▶ **Entries provided**
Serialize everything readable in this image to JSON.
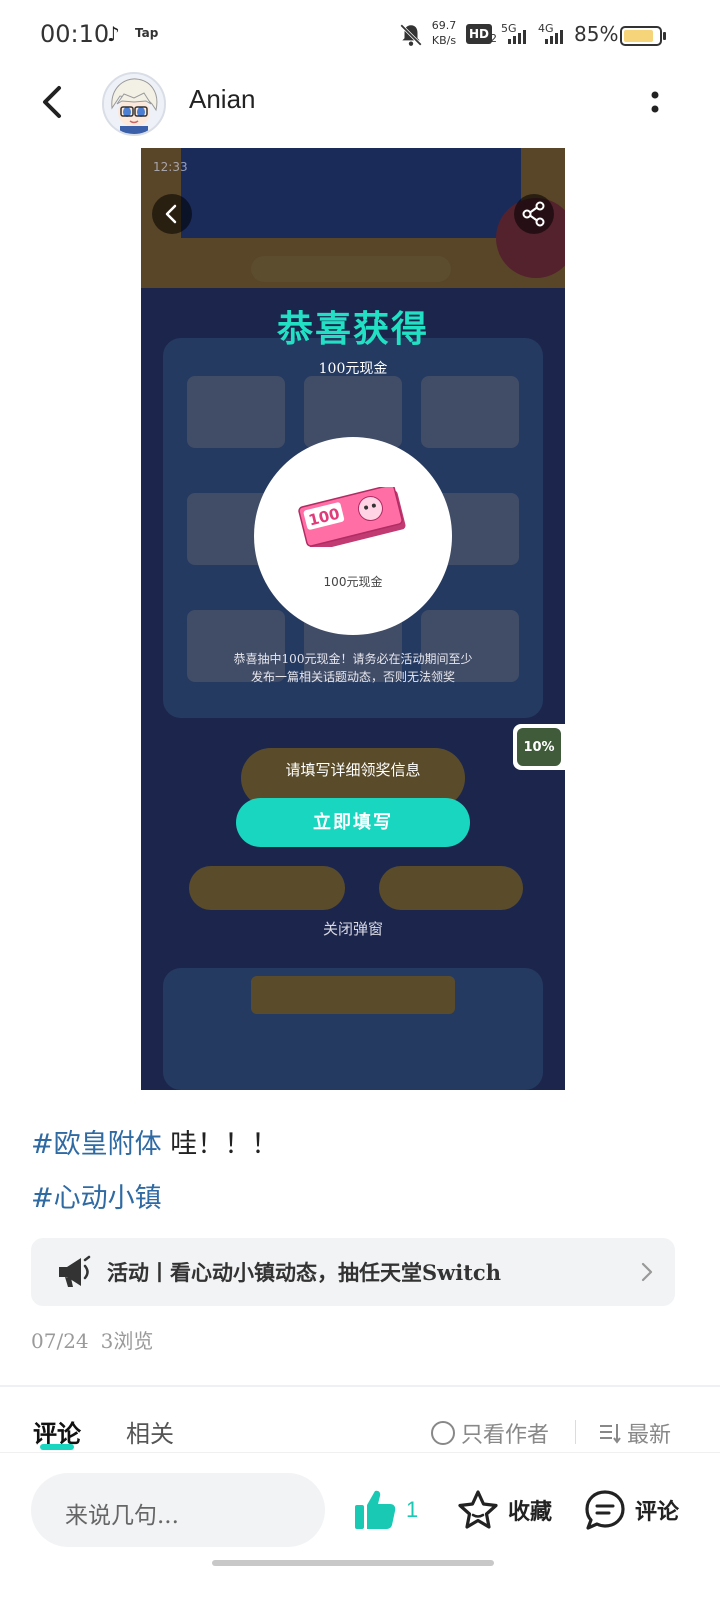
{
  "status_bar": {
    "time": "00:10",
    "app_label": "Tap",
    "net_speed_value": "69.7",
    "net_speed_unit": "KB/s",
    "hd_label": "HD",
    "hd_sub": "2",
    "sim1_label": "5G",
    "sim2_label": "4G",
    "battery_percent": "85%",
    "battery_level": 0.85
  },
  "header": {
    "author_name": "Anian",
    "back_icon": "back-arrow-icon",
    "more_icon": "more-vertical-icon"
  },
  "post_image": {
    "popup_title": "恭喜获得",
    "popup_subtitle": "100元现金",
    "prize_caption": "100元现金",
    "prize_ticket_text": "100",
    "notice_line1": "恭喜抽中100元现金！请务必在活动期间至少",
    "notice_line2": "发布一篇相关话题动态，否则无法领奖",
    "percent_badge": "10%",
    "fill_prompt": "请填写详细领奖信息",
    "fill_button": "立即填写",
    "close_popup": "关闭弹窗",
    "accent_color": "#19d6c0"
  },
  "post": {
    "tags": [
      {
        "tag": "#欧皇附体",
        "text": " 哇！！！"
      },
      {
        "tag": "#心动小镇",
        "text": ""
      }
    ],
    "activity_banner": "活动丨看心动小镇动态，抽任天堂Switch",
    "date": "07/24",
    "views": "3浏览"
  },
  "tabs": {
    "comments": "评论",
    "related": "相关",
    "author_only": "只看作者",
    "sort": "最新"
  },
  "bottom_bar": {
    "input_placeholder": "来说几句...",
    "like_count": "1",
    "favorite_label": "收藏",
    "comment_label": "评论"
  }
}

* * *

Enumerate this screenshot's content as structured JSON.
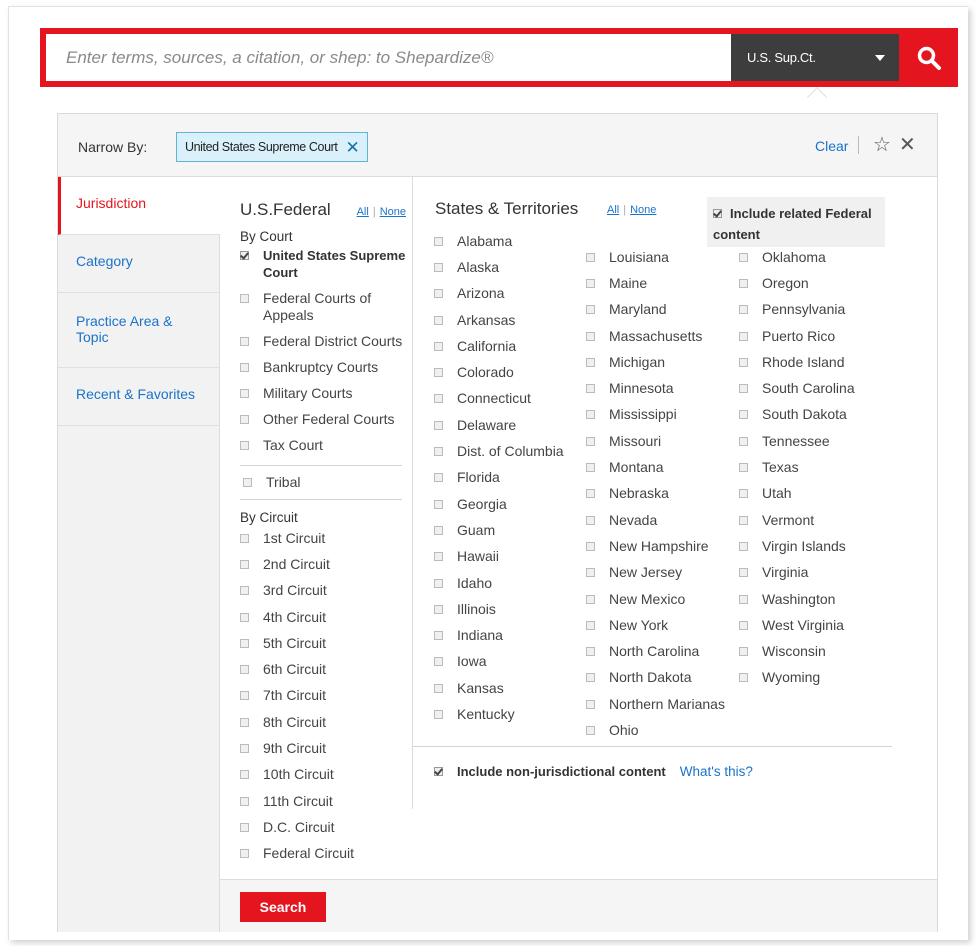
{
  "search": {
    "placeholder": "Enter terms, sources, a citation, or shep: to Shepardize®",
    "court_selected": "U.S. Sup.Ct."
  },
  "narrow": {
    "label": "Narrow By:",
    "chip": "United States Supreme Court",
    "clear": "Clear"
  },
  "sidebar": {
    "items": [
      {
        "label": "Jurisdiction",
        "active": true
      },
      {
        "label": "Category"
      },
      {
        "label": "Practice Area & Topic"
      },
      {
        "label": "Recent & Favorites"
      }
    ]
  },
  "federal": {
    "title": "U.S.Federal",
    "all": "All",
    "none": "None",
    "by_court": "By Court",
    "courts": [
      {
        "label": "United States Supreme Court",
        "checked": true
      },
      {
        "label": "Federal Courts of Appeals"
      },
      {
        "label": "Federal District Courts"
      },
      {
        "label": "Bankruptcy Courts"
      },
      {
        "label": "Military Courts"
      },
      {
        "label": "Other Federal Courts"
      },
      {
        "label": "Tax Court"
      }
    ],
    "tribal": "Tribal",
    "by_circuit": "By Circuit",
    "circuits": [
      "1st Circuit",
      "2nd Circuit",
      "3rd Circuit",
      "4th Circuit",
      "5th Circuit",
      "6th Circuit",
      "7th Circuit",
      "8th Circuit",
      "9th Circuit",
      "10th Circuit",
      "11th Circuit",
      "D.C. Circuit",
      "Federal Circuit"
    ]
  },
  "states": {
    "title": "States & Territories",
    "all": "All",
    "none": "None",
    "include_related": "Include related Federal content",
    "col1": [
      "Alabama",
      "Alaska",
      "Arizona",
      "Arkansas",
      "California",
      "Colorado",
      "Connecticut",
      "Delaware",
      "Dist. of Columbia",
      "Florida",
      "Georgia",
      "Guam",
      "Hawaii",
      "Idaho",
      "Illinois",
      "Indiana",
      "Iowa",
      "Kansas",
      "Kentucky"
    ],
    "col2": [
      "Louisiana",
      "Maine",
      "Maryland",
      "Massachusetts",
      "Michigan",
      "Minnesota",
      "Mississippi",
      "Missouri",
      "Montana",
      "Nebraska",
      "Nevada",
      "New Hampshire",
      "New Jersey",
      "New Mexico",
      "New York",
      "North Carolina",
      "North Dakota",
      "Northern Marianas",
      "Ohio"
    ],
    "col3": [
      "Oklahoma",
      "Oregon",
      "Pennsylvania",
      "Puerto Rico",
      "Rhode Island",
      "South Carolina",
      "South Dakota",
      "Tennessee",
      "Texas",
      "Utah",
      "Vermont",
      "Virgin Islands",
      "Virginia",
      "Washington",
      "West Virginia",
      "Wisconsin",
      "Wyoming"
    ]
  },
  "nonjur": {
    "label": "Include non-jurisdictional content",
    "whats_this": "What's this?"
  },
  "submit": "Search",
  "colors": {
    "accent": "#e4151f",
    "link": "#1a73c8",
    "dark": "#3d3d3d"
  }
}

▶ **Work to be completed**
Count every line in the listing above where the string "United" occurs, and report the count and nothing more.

▶ **Response**
2